With the upcoming Czech national skateboarding championship we have decided to write an article about the intersections of this sport and fine art. And there's a lot to write about! As a matter of fact, the skateboarding subculture has been intertwined with fine arts even more than the surfer one over a long period of time.
Skaters live everywhere
The skateboarding half pipe appeared, for example, at this year's documenta in Kassel, one of the most important contemporary art exhibitions in Europe. It was installed by a Thai non-profit organisation Baan Noorg. On their part, it was an artistic intervention which took up the form of an international skateboarding workshop. Its main objective was to connect distant cultures through this sport.
"When I was younger, I used to skate. I returned to it only recently. I wanted to connect art and skateboarding to show how skateboarding has grown over the years and what influence it's had also on music, design, fashion..." says Iman Ismail, the curator of the touring exhibition Cannot be bo(a)rdered which was introduced in 2017. It was first installed in Singapore, then in Malaysia and finally in Paris. It introduced dozens of artists whose works relate to skateboarding.
"I've realized that skateboarding is a universal, international topic and it also serves as an interesting conversation starter for people who aren't that familiar with fine art," explains Iman. "Some people associate skateboarding with troubles, skaters are considered vandals. I've tried to bust these stereotypes a little, too."
The exhibition brought to attention, for example, the artist Rémy Chateau, who first discovered skateboarding when he was eleven and who says it was love for the sport which has led him to art. Sabihis Md Pandi from Malaysia almost obsessively turns back to his childhood; to the moments when he was killing dragonflies for fun – the species which has disappeared from the vicinity of his village due to the climate crisis.

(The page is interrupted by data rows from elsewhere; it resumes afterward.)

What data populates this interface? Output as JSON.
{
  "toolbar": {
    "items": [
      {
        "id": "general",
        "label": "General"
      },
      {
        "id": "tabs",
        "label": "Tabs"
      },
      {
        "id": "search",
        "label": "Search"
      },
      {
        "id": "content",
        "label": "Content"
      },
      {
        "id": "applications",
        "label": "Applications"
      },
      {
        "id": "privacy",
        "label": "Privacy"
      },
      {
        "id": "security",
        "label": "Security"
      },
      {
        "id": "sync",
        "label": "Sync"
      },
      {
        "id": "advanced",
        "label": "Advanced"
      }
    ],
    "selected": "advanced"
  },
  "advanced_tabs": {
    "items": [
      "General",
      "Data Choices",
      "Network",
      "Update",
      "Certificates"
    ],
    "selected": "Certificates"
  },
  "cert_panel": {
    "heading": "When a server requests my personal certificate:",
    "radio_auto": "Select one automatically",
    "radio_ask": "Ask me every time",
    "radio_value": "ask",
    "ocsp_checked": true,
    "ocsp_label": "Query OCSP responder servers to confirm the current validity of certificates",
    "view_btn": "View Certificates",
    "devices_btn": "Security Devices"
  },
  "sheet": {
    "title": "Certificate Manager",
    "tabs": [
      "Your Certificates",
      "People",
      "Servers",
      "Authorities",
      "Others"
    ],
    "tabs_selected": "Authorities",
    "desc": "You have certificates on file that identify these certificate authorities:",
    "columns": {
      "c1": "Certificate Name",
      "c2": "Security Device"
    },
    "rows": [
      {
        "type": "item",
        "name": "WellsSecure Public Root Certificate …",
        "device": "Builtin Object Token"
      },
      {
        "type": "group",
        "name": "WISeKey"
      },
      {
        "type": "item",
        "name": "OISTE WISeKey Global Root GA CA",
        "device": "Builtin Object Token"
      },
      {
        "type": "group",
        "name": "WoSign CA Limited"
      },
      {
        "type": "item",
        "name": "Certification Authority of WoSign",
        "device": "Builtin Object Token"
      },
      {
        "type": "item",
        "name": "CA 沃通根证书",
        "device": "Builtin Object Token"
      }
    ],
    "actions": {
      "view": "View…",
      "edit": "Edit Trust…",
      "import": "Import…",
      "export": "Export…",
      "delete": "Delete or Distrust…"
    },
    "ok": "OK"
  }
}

Ismail's exhibition has drawn attention to another very interesting representative of the skateboarding art – originally a graffiti artist and skater Julien Earl Cadou (b. 1974) is now also a graphic designer, illustrator, painter and sculptor. Only a few know it's actually him who's behind the legendary Prague graffiti. It's said he used to make ceramics since he was eight years old; he used to make his own toys. Then he forgot about this technique for a long time, but later in 1995 came back to it during a lengthy recovery from a subway injury. Ceramics then assumed an introspective role in his career. Since then he's been developing figures with strong, provocative, and authentic aesthetics. His pieces don't strive for perfection, his domain in spontaneity.
Skateboard print and hand painting
Cadou's style and expression resemble the paintings of Jean-Michael Basquiat. After all, Basquiat's painting reproductions adorn skateboards sold e.g. in the shop of Museum of the Modern Art in New York. Similarly to surf boards, skateboards, too, provide an ideal surface for artistic reproduction. One can get skateboards with limited edition prints by the brothers Dinos and Jake Chapman, Robert Rauschenberg or Chris Ofili; among classic prints are reproductions of pieces by Andy Warhol, Damien Hirst or Banksy.
There are also artists who hand paint directly on the boards. "Whether as a skater on the streets, or a surfer on a wave, everyone has their distinct style. It’s the same with painting on a canvas, it’s like an imprint of your soul," says Jules de Balincourt, a painter, skater and author of hand-painted illustrations. Balincourt collaborates with a Brussels platform Skateroom, which has been connecting skaters and fine artists since 2014. They use this connection for similar reason as the above-mentioned group Baan Noorg. The platform Skateroom donates ten percent of their profit to organize skateboard workshops from poor children and teenagers around the world.
But Balincourt isn't the only artist who illustrated the skateboard for the Skateroom – among others are e.g. the Japanese artist Yoshitomo Nara or American conceptualist Jeff Koons. This summer, the platform Skateroom has also begun to collaborate with the legendary artist Cindy Sherman, whose ground-breaking photographs have been addressing representation and identity in contemporary media for more than forty years. The skateboards with her reproductions were autographed by the author herself. The proceeds from the sale of these skateboards will be used to support the education of young refugees in Athens, Greece.
Another influential artist whose work decorate the Skateroom's skateboards is Louise Bourgeois. Proceeds from this collaboration support women in need.